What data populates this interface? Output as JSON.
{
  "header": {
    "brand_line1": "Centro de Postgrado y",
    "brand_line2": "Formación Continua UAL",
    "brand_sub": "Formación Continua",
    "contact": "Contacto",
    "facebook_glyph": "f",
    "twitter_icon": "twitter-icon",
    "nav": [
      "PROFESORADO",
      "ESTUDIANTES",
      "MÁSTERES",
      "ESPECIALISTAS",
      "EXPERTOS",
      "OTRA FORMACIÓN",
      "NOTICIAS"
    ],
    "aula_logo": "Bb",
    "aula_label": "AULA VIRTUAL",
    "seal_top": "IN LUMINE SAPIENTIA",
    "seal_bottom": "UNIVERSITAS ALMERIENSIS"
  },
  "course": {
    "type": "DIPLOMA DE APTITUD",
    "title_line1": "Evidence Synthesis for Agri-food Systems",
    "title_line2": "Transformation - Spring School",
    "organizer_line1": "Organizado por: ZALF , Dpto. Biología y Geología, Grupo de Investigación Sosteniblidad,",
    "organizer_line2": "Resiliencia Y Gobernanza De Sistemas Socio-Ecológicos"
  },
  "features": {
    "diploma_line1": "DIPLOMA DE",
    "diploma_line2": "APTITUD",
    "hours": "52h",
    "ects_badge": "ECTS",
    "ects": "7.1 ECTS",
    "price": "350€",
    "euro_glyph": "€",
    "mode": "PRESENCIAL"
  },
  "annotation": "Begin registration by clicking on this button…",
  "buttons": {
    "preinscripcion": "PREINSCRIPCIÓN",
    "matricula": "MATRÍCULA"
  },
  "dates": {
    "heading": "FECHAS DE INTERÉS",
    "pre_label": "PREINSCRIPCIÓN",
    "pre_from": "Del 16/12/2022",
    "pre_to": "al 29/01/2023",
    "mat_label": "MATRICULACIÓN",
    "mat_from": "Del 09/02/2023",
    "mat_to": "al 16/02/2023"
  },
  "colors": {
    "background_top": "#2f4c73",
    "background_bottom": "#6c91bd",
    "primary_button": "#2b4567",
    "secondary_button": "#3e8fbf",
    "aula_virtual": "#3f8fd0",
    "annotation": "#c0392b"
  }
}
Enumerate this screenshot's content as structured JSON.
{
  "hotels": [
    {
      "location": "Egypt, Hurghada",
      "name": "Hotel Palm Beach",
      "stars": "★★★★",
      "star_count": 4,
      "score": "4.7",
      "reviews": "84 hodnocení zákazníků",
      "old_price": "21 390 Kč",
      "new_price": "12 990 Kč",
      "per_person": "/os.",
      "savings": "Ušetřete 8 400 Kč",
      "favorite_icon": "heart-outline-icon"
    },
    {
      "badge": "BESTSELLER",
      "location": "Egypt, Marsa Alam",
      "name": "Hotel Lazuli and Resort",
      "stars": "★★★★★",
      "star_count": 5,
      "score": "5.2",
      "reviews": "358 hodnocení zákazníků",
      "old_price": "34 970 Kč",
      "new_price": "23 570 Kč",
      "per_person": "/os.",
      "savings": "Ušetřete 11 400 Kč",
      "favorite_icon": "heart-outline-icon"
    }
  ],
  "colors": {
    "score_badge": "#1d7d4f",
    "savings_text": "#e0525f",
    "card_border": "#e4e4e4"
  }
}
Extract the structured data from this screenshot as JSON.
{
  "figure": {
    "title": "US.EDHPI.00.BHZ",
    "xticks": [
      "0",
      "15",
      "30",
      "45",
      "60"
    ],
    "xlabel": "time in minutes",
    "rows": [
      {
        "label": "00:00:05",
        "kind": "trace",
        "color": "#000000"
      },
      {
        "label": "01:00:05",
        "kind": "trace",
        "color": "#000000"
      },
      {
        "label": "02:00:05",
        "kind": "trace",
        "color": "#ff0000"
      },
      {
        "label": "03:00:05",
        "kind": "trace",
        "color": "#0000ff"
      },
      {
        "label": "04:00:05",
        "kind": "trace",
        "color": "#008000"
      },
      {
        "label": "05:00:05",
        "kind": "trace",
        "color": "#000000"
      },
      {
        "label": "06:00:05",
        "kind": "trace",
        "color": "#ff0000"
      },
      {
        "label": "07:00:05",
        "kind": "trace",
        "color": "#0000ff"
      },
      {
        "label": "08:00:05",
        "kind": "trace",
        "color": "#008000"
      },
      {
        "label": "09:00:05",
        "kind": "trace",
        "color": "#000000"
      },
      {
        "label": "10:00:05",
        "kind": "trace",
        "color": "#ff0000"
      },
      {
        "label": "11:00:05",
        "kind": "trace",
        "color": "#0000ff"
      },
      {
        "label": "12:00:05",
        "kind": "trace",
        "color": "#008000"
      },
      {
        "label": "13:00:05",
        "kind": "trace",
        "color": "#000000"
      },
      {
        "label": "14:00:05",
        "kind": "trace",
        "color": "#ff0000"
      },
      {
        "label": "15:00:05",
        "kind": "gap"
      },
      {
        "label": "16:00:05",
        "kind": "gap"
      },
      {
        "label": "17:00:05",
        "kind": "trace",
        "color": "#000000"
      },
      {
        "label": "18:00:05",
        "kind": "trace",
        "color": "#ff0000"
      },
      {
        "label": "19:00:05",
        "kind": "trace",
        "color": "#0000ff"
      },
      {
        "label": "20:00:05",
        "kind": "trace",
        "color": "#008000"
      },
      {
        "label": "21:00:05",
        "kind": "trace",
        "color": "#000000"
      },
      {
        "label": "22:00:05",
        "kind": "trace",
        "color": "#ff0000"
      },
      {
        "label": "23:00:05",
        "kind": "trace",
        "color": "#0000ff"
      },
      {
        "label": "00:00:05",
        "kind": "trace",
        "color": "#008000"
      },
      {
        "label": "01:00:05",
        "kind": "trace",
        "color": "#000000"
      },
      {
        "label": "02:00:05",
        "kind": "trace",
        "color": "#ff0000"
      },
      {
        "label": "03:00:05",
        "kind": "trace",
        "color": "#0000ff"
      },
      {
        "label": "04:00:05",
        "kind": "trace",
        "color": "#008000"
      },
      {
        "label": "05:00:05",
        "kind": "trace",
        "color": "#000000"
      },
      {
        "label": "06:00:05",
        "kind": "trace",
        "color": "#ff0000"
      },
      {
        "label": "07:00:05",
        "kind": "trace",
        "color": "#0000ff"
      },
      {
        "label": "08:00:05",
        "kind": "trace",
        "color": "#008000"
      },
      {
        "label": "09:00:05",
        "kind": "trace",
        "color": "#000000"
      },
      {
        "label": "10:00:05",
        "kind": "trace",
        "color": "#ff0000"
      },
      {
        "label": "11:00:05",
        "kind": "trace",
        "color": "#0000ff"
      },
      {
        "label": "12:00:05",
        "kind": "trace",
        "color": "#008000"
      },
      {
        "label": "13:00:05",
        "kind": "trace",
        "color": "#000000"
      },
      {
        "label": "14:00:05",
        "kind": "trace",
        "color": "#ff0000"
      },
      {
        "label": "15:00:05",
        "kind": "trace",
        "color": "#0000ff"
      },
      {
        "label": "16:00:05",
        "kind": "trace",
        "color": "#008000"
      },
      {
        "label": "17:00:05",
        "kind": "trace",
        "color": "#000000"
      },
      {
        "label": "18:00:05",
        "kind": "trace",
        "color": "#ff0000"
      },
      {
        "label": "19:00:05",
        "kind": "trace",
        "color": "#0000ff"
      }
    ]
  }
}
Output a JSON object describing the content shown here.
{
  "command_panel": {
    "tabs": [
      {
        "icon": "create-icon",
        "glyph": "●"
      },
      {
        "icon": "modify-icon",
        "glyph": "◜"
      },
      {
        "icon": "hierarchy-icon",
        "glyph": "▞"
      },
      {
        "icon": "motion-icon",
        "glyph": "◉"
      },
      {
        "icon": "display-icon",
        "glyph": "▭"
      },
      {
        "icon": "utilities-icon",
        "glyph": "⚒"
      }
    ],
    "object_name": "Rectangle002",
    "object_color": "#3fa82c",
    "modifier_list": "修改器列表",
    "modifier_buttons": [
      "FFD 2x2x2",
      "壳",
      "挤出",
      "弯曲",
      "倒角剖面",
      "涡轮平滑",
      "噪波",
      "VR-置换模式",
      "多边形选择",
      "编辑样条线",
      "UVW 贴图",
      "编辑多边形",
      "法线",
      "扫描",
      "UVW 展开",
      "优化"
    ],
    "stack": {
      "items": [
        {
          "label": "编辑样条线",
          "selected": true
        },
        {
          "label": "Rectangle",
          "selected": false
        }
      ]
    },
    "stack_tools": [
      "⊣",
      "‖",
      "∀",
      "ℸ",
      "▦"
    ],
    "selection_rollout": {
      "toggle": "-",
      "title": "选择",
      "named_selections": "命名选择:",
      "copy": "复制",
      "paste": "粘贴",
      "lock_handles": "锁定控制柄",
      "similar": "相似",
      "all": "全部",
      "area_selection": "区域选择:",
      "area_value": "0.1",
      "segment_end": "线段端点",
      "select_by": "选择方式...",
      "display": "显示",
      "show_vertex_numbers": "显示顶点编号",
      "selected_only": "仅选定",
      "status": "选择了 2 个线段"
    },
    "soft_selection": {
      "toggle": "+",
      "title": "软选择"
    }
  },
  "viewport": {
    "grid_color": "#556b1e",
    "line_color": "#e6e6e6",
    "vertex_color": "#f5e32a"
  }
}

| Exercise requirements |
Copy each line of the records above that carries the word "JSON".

| Problem solution |
What data populates this interface? Output as JSON.
Enumerate this screenshot's content as structured JSON.
Extract the structured data from this screenshot as JSON.
Output a JSON object describing the content shown here.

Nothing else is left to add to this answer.